[Website and app data records]
::::::::

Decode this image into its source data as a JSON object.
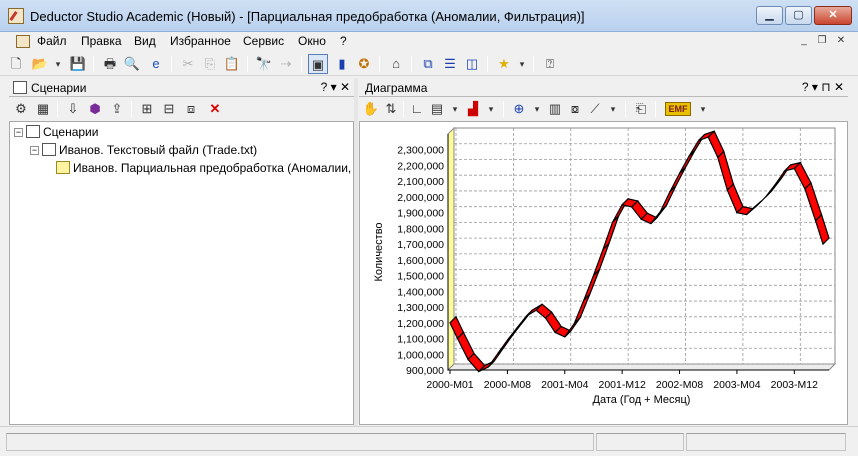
{
  "window": {
    "title": "Deductor Studio Academic (Новый) - [Парциальная предобработка (Аномалии, Фильтрация)]",
    "minimize_glyph": "▁",
    "maximize_glyph": "▢",
    "close_glyph": "✕"
  },
  "menu": {
    "items": [
      "Файл",
      "Правка",
      "Вид",
      "Избранное",
      "Сервис",
      "Окно",
      "?"
    ],
    "mdi_minimize": "_",
    "mdi_restore": "❐",
    "mdi_close": "✕"
  },
  "toolbar_icons": [
    "new-icon",
    "open-icon",
    "save-icon",
    "print-icon",
    "preview-icon",
    "internet-icon",
    "cut-icon",
    "copy-icon",
    "paste-icon",
    "find-icon",
    "find-next-icon",
    "scenarios-icon",
    "data-icon",
    "wizard-icon",
    "home-icon",
    "window-cascade-icon",
    "window-horizontal-icon",
    "window-vertical-icon",
    "favorites-icon",
    "help-icon"
  ],
  "left_panel": {
    "title": "Сценарии",
    "header_buttons": "? ▾ ✕",
    "tree": [
      {
        "label": "Сценарии"
      },
      {
        "label": "Иванов. Текстовый файл (Trade.txt)"
      },
      {
        "label": "Иванов. Парциальная предобработка (Аномалии, Фильтрация)"
      }
    ]
  },
  "right_panel": {
    "title": "Диаграмма",
    "header_buttons": "? ▾ ⊓ ✕",
    "emf_label": "EMF"
  },
  "chart_data": {
    "type": "line",
    "title": "",
    "xlabel": "Дата (Год + Месяц)",
    "ylabel": "Количество",
    "ylim": [
      900000,
      2400000
    ],
    "yticks": [
      "900,000",
      "1,000,000",
      "1,100,000",
      "1,200,000",
      "1,300,000",
      "1,400,000",
      "1,500,000",
      "1,600,000",
      "1,700,000",
      "1,800,000",
      "1,900,000",
      "2,000,000",
      "2,100,000",
      "2,200,000",
      "2,300,000"
    ],
    "x_tick_labels": [
      "2000-M01",
      "2000-M08",
      "2001-M04",
      "2001-M12",
      "2002-M08",
      "2003-M04",
      "2003-M12"
    ],
    "grid": true,
    "series": [
      {
        "style": "3D ribbon",
        "color": "#ff0000",
        "x": [
          "2000-M01",
          "2000-M04",
          "2000-M08",
          "2000-M12",
          "2001-M04",
          "2001-M08",
          "2001-M12",
          "2002-M04",
          "2002-M08",
          "2002-M12",
          "2003-M04",
          "2003-M08",
          "2003-M12",
          "2004-M02"
        ],
        "values": [
          1200000,
          890000,
          1090000,
          1280000,
          1110000,
          1500000,
          1950000,
          1830000,
          2150000,
          2380000,
          1900000,
          2000000,
          2180000,
          1700000
        ]
      }
    ]
  },
  "status": {
    "cells": [
      "",
      "",
      ""
    ]
  }
}
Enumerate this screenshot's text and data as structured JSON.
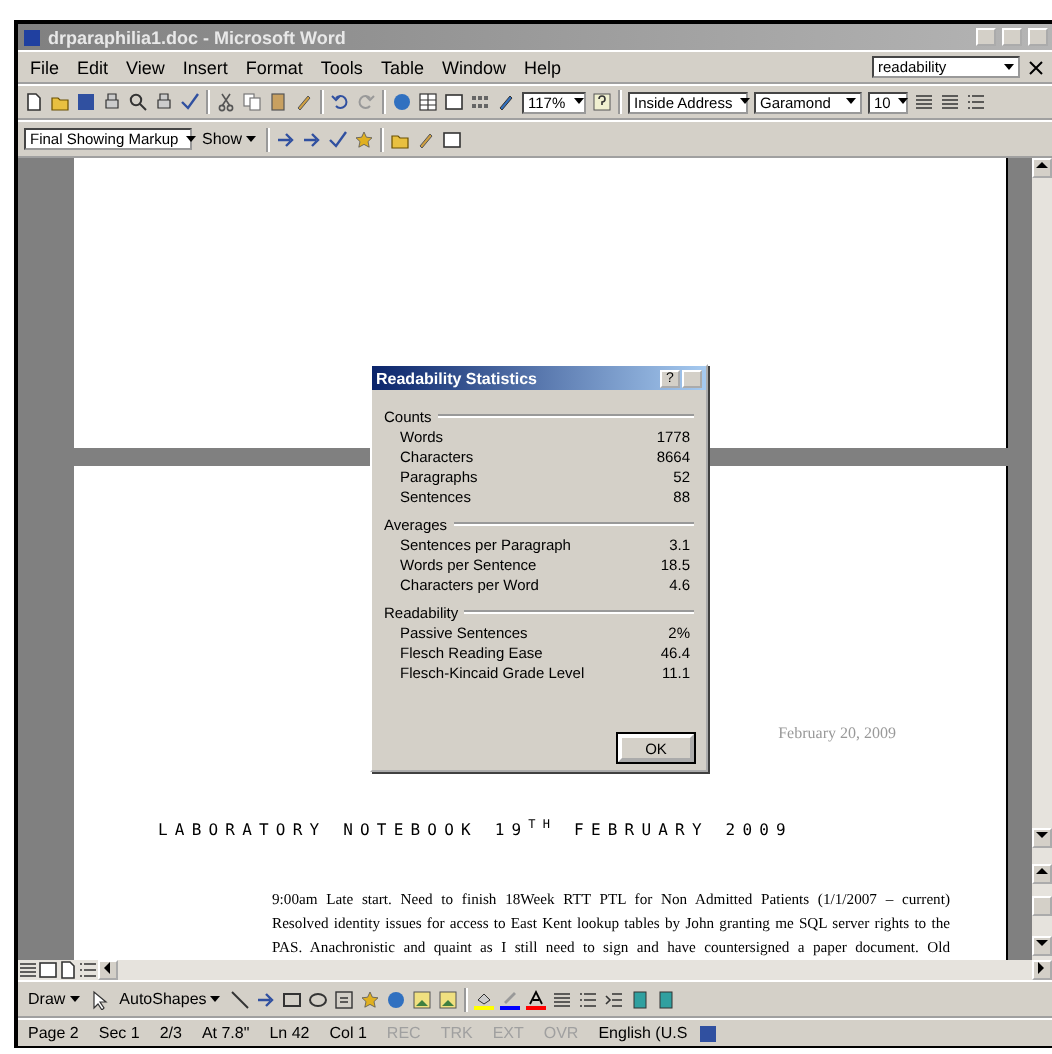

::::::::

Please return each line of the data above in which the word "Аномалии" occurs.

    "title": "Deductor Studio Academic (Новый) - [Парциальная предобработка (Аномалии, Фильтрация)]",
        "label": "Иванов. Парциальная предобработка (Аномалии, Фильтрация)"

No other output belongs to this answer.